Task instructions: Set down the entries again word for word, without any of the images.

━━━━

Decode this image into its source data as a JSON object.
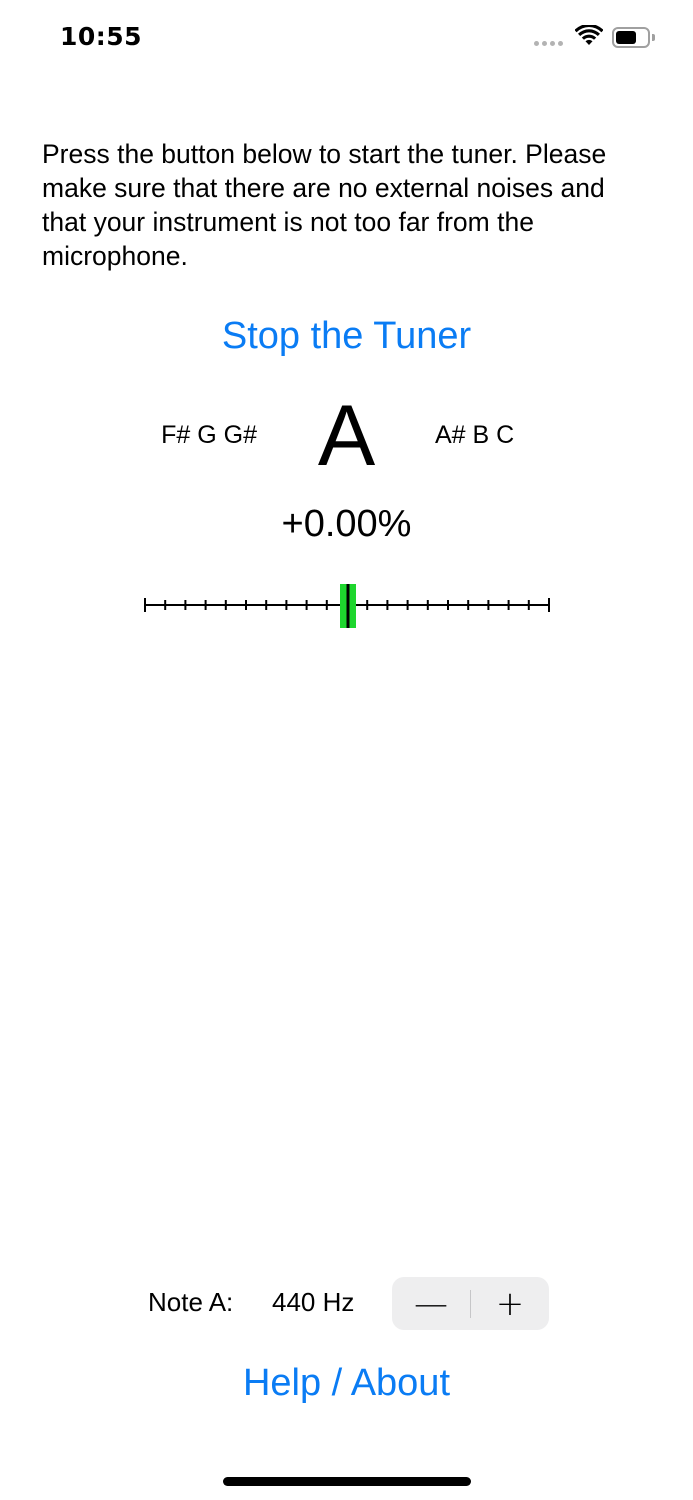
{
  "status_bar": {
    "time": "10:55",
    "icons": [
      "cellular-signal-icon",
      "wifi-icon",
      "battery-icon"
    ]
  },
  "instructions": "Press the button below to start the tuner. Please make sure that there are no external noises and that your instrument is not too far from the microphone.",
  "tuner": {
    "stop_button_label": "Stop the Tuner",
    "lower_notes": "F# G G#",
    "current_note": "A",
    "higher_notes": "A# B C",
    "deviation": "+0.00%",
    "indicator_position": 0.5,
    "indicator_color": "#1ed62e"
  },
  "reference": {
    "label": "Note A:",
    "value": "440 Hz",
    "decrement_label": "—",
    "increment_label": "+"
  },
  "help_label": "Help / About",
  "colors": {
    "accent": "#0a7cf4",
    "stepper_bg": "#eeeeef"
  }
}
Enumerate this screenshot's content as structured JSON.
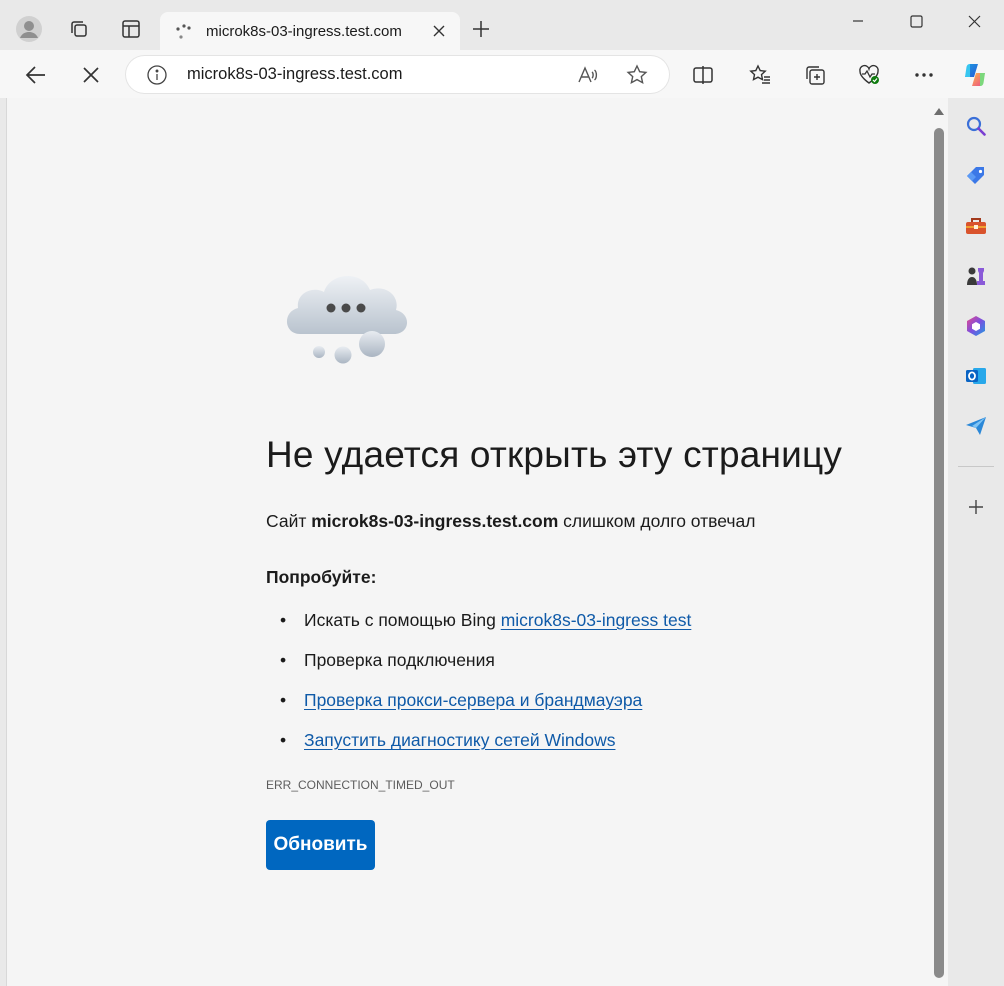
{
  "tab": {
    "title": "microk8s-03-ingress.test.com"
  },
  "address": {
    "url": "microk8s-03-ingress.test.com"
  },
  "error": {
    "title": "Не удается открыть эту страницу",
    "subtitle_prefix": "Сайт",
    "subtitle_host": "microk8s-03-ingress.test.com",
    "subtitle_suffix": "слишком долго отвечал",
    "try_label": "Попробуйте:",
    "suggestions": [
      {
        "text": "Искать с помощью Bing",
        "link": "microk8s-03-ingress test"
      },
      {
        "text": "Проверка подключения",
        "link": ""
      },
      {
        "text": "",
        "link": "Проверка прокси-сервера и брандмауэра"
      },
      {
        "text": "",
        "link": "Запустить диагностику сетей Windows"
      }
    ],
    "code": "ERR_CONNECTION_TIMED_OUT",
    "refresh_label": "Обновить"
  },
  "bullet": "•",
  "colors": {
    "accent": "#0067c0",
    "link": "#0f5aa8"
  }
}
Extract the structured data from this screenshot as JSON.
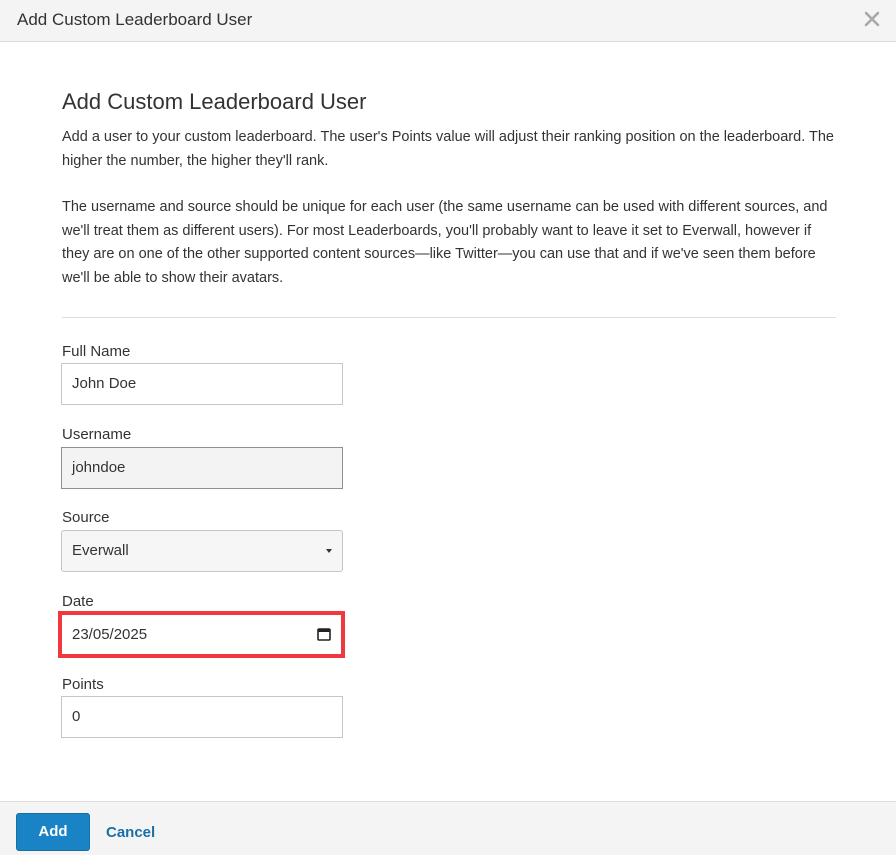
{
  "header": {
    "title": "Add Custom Leaderboard User",
    "close_icon": "close-icon"
  },
  "body": {
    "title": "Add Custom Leaderboard User",
    "description_1": "Add a user to your custom leaderboard. The user's Points value will adjust their ranking position on the leaderboard. The higher the number, the higher they'll rank.",
    "description_2": "The username and source should be unique for each user (the same username can be used with different sources, and we'll treat them as different users). For most Leaderboards, you'll probably want to leave it set to Everwall, however if they are on one of the other supported content sources—like Twitter—you can use that and if we've seen them before we'll be able to show their avatars."
  },
  "form": {
    "full_name": {
      "label": "Full Name",
      "value": "John Doe"
    },
    "username": {
      "label": "Username",
      "value": "johndoe"
    },
    "source": {
      "label": "Source",
      "value": "Everwall"
    },
    "date": {
      "label": "Date",
      "value": "23/05/2025",
      "icon": "calendar-icon"
    },
    "points": {
      "label": "Points",
      "value": "0"
    }
  },
  "footer": {
    "add_label": "Add",
    "cancel_label": "Cancel"
  },
  "colors": {
    "primary": "#1a83c6",
    "link": "#1a6fa8",
    "highlight": "#f0393f"
  }
}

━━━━

Response box:
Decode this image into its source data as a JSON object.
{
  "status_bar": {
    "time": "10:55",
    "icons": [
      "cellular-signal-icon",
      "wifi-icon",
      "battery-icon"
    ]
  },
  "instructions": "Press the button below to start the tuner. Please make sure that there are no external noises and that your instrument is not too far from the microphone.",
  "tuner": {
    "stop_button_label": "Stop the Tuner",
    "lower_notes": "F# G G#",
    "current_note": "A",
    "higher_notes": "A# B C",
    "deviation": "+0.00%",
    "indicator_position": 0.5,
    "indicator_color": "#1ed62e"
  },
  "reference": {
    "label": "Note A:",
    "value": "440 Hz",
    "decrement_label": "—",
    "increment_label": "+"
  },
  "help_label": "Help / About",
  "colors": {
    "accent": "#0a7cf4",
    "stepper_bg": "#eeeeef"
  }
}
Enumerate this screenshot's content as structured JSON.
{
  "tab": {
    "title": "microk8s-03-ingress.test.com"
  },
  "address": {
    "url": "microk8s-03-ingress.test.com"
  },
  "error": {
    "title": "Не удается открыть эту страницу",
    "subtitle_prefix": "Сайт",
    "subtitle_host": "microk8s-03-ingress.test.com",
    "subtitle_suffix": "слишком долго отвечал",
    "try_label": "Попробуйте:",
    "suggestions": [
      {
        "text": "Искать с помощью Bing",
        "link": "microk8s-03-ingress test"
      },
      {
        "text": "Проверка подключения",
        "link": ""
      },
      {
        "text": "",
        "link": "Проверка прокси-сервера и брандмауэра"
      },
      {
        "text": "",
        "link": "Запустить диагностику сетей Windows"
      }
    ],
    "code": "ERR_CONNECTION_TIMED_OUT",
    "refresh_label": "Обновить"
  },
  "bullet": "•",
  "colors": {
    "accent": "#0067c0",
    "link": "#0f5aa8"
  }
}
Extract the structured data from this screenshot as JSON.
{
  "header": {
    "title": "Add Custom Leaderboard User",
    "close_icon": "close-icon"
  },
  "body": {
    "title": "Add Custom Leaderboard User",
    "description_1": "Add a user to your custom leaderboard. The user's Points value will adjust their ranking position on the leaderboard. The higher the number, the higher they'll rank.",
    "description_2": "The username and source should be unique for each user (the same username can be used with different sources, and we'll treat them as different users). For most Leaderboards, you'll probably want to leave it set to Everwall, however if they are on one of the other supported content sources—like Twitter—you can use that and if we've seen them before we'll be able to show their avatars."
  },
  "form": {
    "full_name": {
      "label": "Full Name",
      "value": "John Doe"
    },
    "username": {
      "label": "Username",
      "value": "johndoe"
    },
    "source": {
      "label": "Source",
      "value": "Everwall"
    },
    "date": {
      "label": "Date",
      "value": "23/05/2025",
      "icon": "calendar-icon"
    },
    "points": {
      "label": "Points",
      "value": "0"
    }
  },
  "footer": {
    "add_label": "Add",
    "cancel_label": "Cancel"
  },
  "colors": {
    "primary": "#1a83c6",
    "link": "#1a6fa8",
    "highlight": "#f0393f"
  }
}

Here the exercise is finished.